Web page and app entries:
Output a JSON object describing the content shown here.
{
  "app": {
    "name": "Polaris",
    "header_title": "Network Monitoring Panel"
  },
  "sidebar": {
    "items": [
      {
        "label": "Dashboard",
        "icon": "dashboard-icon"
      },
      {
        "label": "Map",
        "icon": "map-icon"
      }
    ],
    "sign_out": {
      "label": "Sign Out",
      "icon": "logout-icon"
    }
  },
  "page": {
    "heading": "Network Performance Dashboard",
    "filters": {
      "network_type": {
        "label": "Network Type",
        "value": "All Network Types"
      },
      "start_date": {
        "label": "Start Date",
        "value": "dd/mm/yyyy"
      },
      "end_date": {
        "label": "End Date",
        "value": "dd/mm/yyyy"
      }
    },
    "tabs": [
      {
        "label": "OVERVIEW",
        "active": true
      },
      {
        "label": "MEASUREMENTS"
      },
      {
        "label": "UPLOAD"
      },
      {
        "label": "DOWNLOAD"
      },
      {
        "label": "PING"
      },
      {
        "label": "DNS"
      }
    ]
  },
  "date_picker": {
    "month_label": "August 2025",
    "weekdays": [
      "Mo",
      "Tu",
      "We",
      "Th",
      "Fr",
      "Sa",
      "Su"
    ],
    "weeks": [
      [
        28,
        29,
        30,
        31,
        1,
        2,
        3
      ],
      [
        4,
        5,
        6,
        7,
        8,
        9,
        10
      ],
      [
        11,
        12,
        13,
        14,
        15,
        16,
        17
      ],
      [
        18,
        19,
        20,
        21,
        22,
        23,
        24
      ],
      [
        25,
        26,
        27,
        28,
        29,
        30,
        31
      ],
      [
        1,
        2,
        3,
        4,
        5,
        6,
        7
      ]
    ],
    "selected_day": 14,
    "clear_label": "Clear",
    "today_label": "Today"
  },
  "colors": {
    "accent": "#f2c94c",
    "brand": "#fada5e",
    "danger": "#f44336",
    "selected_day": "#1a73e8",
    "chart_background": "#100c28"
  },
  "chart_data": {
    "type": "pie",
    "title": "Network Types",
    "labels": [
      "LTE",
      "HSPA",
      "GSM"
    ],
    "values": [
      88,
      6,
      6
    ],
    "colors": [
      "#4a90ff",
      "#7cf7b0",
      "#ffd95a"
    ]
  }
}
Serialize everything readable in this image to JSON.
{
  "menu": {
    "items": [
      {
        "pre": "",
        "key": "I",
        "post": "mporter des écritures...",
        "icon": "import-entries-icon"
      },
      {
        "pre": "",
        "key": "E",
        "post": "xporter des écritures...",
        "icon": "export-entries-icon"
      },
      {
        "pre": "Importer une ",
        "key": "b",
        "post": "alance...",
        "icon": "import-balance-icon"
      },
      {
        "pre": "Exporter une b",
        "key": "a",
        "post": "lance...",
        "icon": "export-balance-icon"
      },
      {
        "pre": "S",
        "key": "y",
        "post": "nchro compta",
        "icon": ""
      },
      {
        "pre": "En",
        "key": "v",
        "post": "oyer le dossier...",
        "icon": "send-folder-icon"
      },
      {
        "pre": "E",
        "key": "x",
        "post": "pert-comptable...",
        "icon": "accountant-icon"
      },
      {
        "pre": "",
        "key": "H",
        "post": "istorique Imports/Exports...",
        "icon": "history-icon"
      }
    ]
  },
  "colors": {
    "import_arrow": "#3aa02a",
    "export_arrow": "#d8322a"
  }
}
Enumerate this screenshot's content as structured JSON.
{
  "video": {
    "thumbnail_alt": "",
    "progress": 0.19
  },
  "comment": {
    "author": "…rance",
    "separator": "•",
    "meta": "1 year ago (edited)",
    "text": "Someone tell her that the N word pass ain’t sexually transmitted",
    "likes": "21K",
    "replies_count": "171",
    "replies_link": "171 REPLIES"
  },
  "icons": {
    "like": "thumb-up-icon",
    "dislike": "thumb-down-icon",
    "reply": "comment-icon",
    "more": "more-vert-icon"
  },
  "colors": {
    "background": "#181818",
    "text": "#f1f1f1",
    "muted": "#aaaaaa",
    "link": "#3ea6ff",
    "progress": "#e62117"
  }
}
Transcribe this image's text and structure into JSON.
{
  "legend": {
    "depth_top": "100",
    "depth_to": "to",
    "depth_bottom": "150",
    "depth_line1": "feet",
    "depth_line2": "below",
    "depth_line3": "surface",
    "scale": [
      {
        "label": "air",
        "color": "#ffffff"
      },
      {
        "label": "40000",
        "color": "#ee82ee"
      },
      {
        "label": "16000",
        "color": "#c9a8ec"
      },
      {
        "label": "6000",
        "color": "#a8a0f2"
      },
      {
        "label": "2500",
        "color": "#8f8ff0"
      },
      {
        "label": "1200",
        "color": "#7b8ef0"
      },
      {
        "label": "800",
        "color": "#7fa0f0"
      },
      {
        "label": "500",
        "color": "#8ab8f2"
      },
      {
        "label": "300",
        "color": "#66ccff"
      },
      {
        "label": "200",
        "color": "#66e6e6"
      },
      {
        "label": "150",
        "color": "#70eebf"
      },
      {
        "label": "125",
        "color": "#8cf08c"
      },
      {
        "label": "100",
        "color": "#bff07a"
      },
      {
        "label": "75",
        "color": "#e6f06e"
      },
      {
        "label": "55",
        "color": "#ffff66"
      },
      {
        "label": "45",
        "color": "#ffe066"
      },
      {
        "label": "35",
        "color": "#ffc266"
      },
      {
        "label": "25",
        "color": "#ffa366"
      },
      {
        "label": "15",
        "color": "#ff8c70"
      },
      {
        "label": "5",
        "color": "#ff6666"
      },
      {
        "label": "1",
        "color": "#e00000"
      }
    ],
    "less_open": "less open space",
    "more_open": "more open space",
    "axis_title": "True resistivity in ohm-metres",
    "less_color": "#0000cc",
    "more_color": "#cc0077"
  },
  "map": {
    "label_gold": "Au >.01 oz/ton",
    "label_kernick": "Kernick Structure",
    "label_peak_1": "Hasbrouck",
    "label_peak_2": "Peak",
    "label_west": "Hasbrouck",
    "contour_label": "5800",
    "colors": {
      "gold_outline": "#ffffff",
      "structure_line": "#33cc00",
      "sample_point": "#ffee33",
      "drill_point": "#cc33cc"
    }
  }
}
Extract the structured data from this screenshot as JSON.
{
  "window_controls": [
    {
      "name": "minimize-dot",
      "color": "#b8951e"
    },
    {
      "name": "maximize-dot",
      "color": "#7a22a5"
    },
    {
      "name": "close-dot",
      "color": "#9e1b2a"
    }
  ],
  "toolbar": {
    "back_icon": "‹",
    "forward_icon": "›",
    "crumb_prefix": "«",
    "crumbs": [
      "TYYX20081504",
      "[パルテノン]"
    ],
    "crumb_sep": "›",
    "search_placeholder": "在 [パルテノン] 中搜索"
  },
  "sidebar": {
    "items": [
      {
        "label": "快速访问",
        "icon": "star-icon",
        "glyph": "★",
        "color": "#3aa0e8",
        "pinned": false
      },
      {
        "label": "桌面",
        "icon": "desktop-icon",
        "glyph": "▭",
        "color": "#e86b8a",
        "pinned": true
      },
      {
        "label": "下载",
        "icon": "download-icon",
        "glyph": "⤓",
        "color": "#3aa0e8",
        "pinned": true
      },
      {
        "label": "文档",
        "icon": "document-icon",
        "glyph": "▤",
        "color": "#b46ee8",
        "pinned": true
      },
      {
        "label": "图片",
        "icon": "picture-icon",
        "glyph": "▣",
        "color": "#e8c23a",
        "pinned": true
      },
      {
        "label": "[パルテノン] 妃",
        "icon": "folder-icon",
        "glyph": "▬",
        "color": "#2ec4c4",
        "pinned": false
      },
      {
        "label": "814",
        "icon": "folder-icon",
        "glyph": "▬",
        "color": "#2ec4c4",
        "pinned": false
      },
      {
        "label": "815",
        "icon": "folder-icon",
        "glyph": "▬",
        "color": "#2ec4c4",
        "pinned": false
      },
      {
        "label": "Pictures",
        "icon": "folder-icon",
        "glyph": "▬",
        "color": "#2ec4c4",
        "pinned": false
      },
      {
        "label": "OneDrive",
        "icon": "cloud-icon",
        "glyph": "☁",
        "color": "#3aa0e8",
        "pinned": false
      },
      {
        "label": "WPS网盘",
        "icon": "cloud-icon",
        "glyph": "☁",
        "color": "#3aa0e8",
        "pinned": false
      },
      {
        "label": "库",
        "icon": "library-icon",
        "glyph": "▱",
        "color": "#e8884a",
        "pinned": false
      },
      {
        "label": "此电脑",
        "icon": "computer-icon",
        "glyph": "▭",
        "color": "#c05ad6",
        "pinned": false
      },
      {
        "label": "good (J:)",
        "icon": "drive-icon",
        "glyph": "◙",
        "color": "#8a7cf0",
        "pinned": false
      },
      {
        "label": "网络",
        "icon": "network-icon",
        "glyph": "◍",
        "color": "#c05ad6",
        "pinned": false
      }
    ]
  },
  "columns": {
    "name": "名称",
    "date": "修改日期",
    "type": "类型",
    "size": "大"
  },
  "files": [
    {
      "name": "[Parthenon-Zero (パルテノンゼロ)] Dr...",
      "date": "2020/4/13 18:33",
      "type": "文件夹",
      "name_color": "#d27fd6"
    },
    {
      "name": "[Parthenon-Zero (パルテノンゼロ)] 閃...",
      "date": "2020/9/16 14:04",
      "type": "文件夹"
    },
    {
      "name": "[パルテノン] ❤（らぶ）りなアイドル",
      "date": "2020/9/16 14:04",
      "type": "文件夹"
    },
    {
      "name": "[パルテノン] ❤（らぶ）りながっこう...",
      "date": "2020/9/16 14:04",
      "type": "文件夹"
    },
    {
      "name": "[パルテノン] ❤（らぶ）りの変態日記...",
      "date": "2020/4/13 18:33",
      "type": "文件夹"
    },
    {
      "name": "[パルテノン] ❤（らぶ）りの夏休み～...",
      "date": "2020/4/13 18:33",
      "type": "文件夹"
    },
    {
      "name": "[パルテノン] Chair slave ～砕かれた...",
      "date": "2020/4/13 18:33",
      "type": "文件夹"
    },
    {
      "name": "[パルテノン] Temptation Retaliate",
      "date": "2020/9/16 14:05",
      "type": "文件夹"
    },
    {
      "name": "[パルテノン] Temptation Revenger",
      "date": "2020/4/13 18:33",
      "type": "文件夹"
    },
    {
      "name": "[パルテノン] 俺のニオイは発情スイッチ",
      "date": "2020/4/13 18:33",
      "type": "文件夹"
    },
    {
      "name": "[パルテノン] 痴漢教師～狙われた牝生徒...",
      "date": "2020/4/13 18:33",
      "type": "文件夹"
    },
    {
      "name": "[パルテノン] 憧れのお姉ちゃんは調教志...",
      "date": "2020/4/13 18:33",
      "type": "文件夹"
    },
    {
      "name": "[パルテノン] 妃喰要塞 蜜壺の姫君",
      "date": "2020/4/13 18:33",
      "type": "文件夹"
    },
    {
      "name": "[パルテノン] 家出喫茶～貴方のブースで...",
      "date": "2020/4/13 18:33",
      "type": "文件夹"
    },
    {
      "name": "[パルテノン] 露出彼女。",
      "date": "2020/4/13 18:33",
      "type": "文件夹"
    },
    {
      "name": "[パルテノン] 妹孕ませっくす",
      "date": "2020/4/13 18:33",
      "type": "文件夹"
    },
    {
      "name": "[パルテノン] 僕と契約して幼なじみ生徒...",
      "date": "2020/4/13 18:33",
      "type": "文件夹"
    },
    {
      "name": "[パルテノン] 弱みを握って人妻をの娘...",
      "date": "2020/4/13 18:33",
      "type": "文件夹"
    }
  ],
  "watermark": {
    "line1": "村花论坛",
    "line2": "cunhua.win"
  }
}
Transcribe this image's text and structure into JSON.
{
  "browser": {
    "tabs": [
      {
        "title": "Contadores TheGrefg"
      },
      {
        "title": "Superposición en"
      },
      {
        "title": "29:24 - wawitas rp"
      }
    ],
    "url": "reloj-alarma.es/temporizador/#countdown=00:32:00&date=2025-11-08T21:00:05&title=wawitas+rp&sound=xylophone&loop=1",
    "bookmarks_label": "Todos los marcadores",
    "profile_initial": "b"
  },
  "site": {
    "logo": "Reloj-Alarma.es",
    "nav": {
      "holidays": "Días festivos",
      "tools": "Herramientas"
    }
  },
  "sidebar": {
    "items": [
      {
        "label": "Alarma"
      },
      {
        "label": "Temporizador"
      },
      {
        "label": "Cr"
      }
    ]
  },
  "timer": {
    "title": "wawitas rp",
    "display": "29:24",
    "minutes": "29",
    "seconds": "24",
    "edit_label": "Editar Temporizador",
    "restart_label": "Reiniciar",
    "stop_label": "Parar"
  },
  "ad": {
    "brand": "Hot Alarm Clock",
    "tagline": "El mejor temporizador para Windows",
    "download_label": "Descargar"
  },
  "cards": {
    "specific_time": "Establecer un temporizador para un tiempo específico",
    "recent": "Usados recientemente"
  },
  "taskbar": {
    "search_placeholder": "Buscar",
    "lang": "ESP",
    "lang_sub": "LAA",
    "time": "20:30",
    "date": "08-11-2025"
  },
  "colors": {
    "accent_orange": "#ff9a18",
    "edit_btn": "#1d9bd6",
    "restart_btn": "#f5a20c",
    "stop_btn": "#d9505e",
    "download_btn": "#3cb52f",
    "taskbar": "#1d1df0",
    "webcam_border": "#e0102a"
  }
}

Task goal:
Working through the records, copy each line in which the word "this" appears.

Answer section:
Serialize everything readable in this image to JSON.
Enumerate this screenshot's content as structured JSON.
Transcribe this image's text and structure into JSON.
Extract the structured data from this screenshot as JSON.
Transcribe this image's text and structure into JSON.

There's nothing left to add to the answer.